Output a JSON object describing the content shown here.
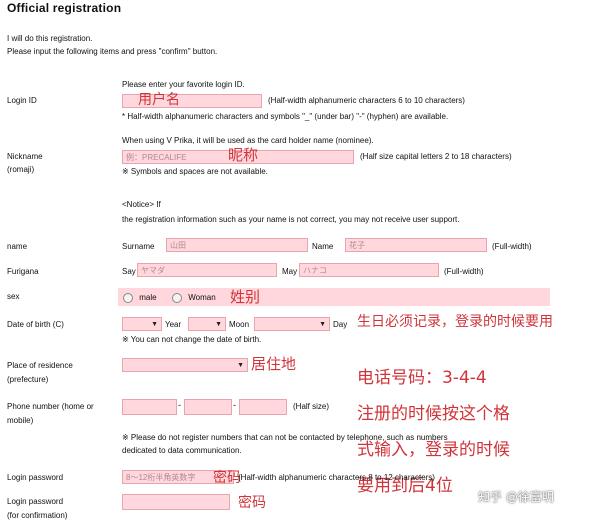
{
  "header": {
    "title": "Official registration",
    "intro1": "I will do this registration.",
    "intro2": "Please input the following items and press \"confirm\" button."
  },
  "login_id": {
    "label": "Login ID",
    "hint": "Please enter your favorite login ID.",
    "note_after": "(Half-width alphanumeric characters 6 to 10 characters)",
    "note_below": "* Half-width alphanumeric characters and symbols \"_\" (under bar) \"-\" (hyphen) are available.",
    "annotation": "用户名"
  },
  "nickname": {
    "label1": "Nickname",
    "label2": "(romaji)",
    "hint": "When using V Prika, it will be used as the card holder name (nominee).",
    "placeholder": "例：PRECALIFE",
    "note_after": "(Half size capital letters 2 to 18 characters)",
    "note_below": "※ Symbols and spaces are not available.",
    "annotation": "昵称"
  },
  "notice": {
    "line1": "<Notice> If",
    "line2": "the registration information such as your name is not correct, you may not receive user support."
  },
  "name": {
    "label": "name",
    "surname_label": "Surname",
    "surname_placeholder": "山田",
    "name_label": "Name",
    "name_placeholder": "花子",
    "note_after": "(Full-width)"
  },
  "furigana": {
    "label": "Furigana",
    "say_label": "Say",
    "say_placeholder": "ヤマダ",
    "may_label": "May",
    "may_placeholder": "ハナコ",
    "note_after": "(Full-width)"
  },
  "sex": {
    "label": "sex",
    "male": "male",
    "female": "Woman",
    "annotation": "姓别"
  },
  "dob": {
    "label": "Date of birth (C)",
    "year": "Year",
    "moon": "Moon",
    "day": "Day",
    "note": "※ You can not change the date of birth.",
    "annotation": "生日必须记录，登录的时候要用"
  },
  "residence": {
    "label1": "Place of residence",
    "label2": "(prefecture)",
    "annotation": "居住地"
  },
  "phone": {
    "label1": "Phone number (home or",
    "label2": "mobile)",
    "dash": "-",
    "note_after": "(Half size)",
    "note1": "※ Please do not register numbers that can not be contacted by telephone, such as numbers",
    "note2": "dedicated to data communication."
  },
  "phone_annotation": {
    "line1": "电话号码：3-4-4",
    "line2": "注册的时候按这个格",
    "line3": "式输入，登录的时候",
    "line4": "要用到后4位"
  },
  "password": {
    "label": "Login password",
    "placeholder": "8～12桁半角英数字",
    "note_after": "(Half-width alphanumeric characters 8 to 12 characters)",
    "annotation": "密码"
  },
  "password_confirm": {
    "label1": "Login password",
    "label2": "(for confirmation)",
    "annotation": "密码"
  },
  "watermark": "知乎 @徐富明",
  "colors": {
    "field_bg": "#ffd7dc",
    "field_border": "#e9a5ae",
    "annotation": "#d0343a"
  }
}
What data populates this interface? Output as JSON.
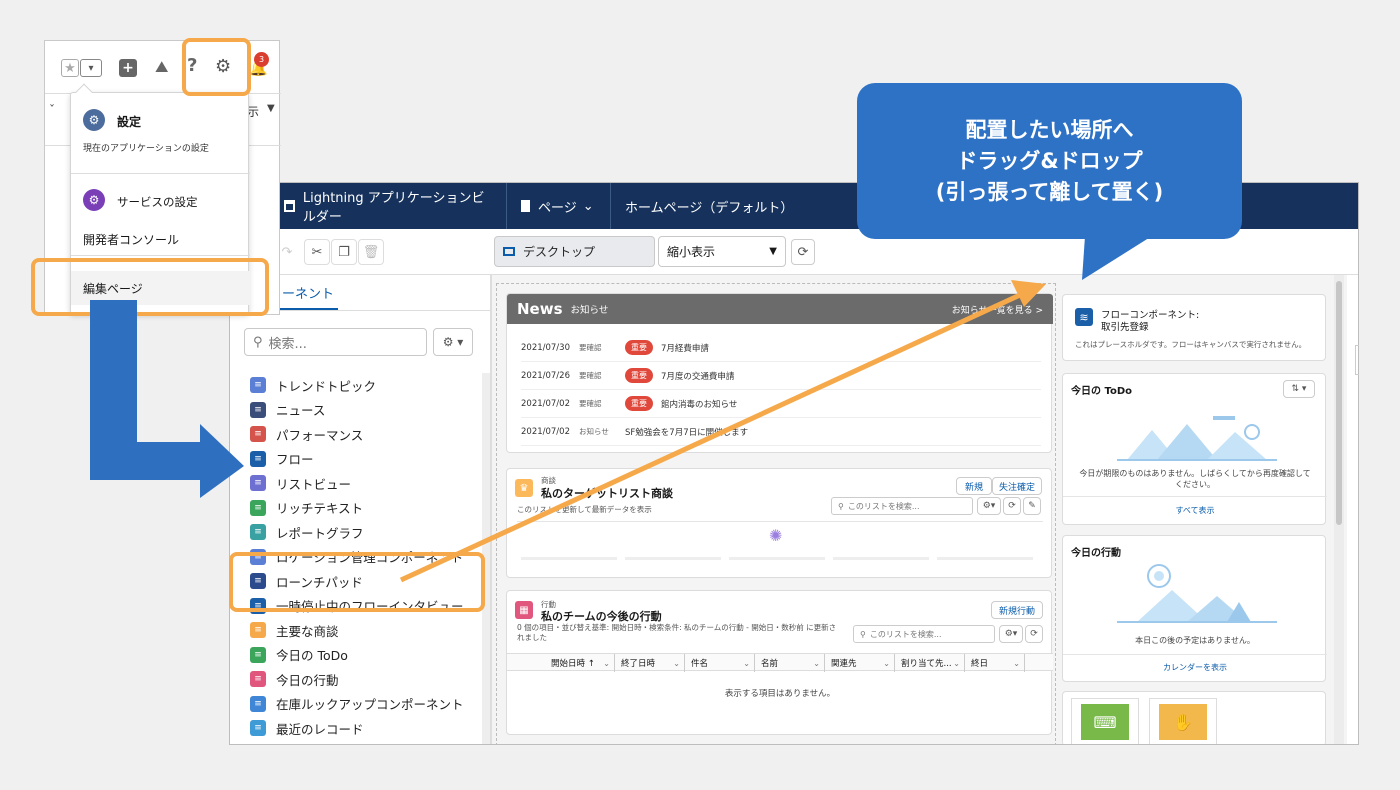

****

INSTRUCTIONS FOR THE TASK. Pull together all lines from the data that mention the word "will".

COMPLETED TASK.
    "intro1": "I will do this registration.",
    "hint": "When using V Prika, it will be used as the card holder name (nominee).",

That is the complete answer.